Is Respite Care A Good Option For Your Family?
Things were going just fine even though mom has dementia. Dad is still strong at age 86 and caring for mom’s substantial daily needs at home. Then, dad has just been told he needs surgery and will not be able to lift or give his normal care for mom for at least 2 — 4 weeks. There is just not enough of me to help mom with as much as she needs! What can we do? Life today is active, especially for women aged 45 — 55 who care for both their parents and children. These are the people caught in the “sandwich generation”.
What if — a facility respite care is used for both mom and dad for the next month? Dad can recover while mom has her needs met by the staff. They will have nice living quarters, receive daily meals, light housekeeping, socialization, transportation; and for an additional cost have staff available for special needs. The true value is: they can continue to live together and even bring some of their pictures and mom’s special chair. In addition, I know they are safe and have someone available for needs.
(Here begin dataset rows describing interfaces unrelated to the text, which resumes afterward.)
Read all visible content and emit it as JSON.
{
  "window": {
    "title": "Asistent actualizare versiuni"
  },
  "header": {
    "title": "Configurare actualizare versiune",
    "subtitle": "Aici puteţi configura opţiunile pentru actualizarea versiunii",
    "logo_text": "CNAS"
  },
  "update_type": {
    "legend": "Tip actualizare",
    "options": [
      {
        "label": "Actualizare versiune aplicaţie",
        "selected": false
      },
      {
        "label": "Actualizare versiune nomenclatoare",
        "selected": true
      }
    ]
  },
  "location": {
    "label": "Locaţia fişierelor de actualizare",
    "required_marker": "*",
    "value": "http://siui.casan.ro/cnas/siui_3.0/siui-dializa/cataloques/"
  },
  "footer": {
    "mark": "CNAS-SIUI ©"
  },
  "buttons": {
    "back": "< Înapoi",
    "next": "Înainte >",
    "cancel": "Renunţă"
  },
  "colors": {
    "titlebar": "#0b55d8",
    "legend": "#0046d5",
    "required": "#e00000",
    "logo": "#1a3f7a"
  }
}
Looking at the alternatives, one of my brothers or sisters could live with them during this time, but we all have children in high school and simply cannot move in. Mom and dad could live with one of their adult children, but the space and physical layout of our homes just won’t work well for their needs. Bringing in-home care is a good option. It would help meet mom and dad’s needs for parts of the day, but 24-hour care is not in their budget, so the family would need to fill in the gaps. We are all busy and discussing scheduling seemed to be the beginning of a landslide of family dynamic problems. We came to realize it’s tough for sons and daughters to take the time needed to help to this degree.
A Facility respite care seems to alleviate many of the problems we considered and does seem to be our best family option. The cost will be out of mom and dad’s pocket but projected to be at the cost of a vacation for a like time period. The value will be great to dad as he can continue his responsibility to care for mom and give his body time to heal. Dad and mom continue to be the decision-makers as we become more involved to guide and help them.
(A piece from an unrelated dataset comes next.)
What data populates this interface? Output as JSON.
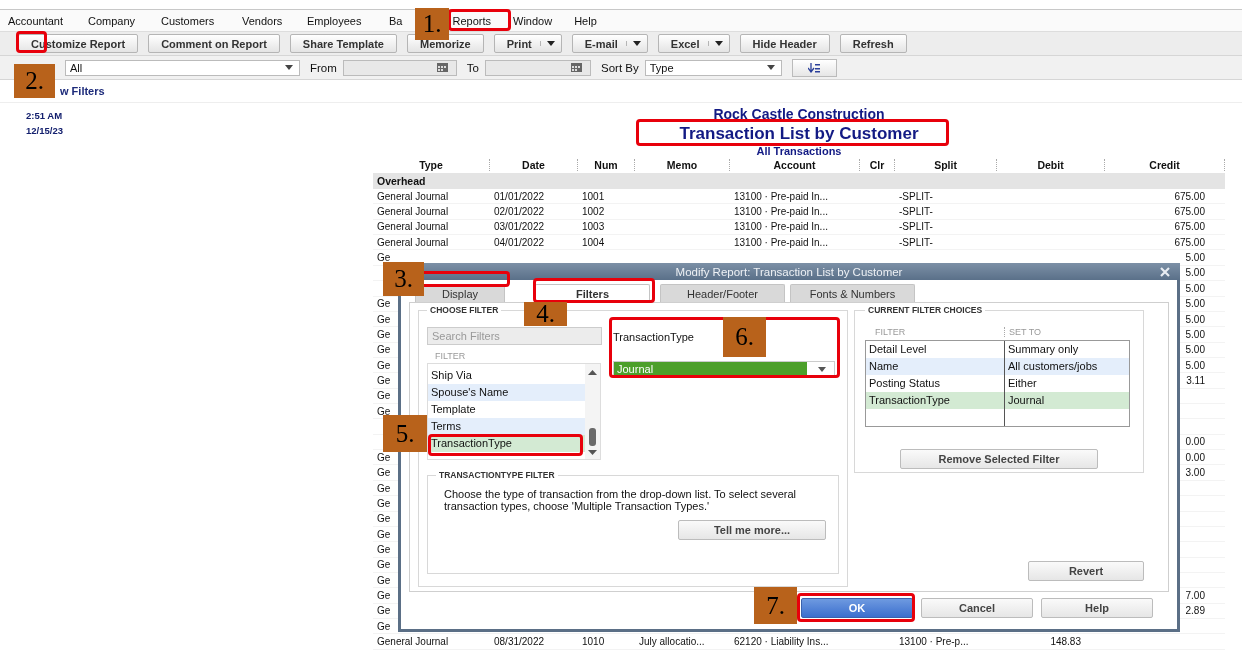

Coordinating care for your children and parents simultaneously is not easy. What can you do to manage this? Three words of advice: Plan, Plan, and Plan. Legal, financial, residential, mental, and physical healthcare elements must be addressed prior to a crisis. A sandwich generationer should guide their parent through these issues and the primary issue of safety while being careful not to take all control away from a parent. Once again, it is important to start talking, making suggestions, and guiding early, do not wait for a crisis.